> **EXERCISE**
Beneath this task are records; state how many of their lines hold the word "Roof", and nothing else.

RECORDS FOR PROCESSING: Begin

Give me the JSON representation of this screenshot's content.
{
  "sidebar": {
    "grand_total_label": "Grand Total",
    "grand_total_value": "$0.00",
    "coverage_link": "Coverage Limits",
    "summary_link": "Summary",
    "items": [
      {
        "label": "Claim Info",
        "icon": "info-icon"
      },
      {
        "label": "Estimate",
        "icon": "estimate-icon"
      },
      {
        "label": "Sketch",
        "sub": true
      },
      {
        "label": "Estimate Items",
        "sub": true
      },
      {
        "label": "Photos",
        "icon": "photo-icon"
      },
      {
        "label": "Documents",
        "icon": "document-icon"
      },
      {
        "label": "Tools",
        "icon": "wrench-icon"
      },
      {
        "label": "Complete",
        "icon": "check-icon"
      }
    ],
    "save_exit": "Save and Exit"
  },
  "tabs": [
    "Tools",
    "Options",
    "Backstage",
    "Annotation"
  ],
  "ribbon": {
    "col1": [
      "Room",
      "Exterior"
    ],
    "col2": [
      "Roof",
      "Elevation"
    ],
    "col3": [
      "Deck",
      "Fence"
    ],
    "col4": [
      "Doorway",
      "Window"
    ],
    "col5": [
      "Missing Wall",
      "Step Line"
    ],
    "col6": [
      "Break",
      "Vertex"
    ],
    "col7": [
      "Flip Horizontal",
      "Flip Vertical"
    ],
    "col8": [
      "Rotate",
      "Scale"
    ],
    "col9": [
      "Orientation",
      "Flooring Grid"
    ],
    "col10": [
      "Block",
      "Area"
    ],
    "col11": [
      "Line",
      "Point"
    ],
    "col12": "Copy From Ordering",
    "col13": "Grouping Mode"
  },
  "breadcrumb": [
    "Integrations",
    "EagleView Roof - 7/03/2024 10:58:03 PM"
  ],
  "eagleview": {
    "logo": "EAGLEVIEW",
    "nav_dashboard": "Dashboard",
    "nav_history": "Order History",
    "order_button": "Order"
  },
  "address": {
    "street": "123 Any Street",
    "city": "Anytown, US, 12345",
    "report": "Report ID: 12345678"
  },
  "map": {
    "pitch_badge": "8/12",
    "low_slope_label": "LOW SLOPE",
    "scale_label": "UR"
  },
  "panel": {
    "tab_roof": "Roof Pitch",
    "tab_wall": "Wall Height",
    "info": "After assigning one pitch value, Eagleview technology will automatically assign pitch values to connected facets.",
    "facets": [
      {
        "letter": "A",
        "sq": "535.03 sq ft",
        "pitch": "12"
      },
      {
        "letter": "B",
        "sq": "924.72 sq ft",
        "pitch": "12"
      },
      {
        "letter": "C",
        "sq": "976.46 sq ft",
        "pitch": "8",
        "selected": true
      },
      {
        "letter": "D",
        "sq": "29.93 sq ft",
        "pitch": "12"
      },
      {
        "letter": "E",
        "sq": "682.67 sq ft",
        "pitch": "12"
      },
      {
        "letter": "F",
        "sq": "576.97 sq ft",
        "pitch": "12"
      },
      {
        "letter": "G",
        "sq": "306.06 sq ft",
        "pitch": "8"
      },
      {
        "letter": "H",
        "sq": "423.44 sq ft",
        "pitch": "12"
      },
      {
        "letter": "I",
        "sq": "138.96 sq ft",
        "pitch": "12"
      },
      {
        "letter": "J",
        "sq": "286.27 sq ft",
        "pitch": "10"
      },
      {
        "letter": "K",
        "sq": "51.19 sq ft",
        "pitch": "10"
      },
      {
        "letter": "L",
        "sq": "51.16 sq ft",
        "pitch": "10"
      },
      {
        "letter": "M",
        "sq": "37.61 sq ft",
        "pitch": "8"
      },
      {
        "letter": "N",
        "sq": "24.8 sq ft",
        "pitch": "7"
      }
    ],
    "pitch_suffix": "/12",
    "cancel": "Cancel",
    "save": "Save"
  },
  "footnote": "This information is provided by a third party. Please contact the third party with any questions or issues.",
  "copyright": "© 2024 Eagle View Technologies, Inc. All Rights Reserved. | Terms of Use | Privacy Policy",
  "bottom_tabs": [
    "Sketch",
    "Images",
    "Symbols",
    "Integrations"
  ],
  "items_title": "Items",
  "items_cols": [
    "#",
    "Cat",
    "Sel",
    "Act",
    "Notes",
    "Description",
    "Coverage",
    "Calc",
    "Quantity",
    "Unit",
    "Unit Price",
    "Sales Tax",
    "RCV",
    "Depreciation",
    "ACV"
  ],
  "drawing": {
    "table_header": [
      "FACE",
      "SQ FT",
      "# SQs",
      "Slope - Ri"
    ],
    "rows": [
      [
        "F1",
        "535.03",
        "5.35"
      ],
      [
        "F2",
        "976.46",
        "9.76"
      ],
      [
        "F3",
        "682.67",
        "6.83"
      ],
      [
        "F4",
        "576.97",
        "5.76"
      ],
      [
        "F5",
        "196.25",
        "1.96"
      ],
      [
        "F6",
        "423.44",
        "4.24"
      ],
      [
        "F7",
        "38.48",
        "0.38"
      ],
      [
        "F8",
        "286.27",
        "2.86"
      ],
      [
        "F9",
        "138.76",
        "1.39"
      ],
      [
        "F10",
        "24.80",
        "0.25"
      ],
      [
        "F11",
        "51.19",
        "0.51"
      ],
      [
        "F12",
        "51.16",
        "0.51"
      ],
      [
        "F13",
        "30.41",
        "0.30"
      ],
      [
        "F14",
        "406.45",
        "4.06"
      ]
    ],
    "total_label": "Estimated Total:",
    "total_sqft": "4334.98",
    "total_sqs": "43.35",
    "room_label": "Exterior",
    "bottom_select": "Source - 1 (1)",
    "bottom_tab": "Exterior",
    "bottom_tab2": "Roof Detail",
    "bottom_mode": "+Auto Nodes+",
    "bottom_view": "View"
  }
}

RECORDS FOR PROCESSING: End

> **EXPECTED OUTPUT**
4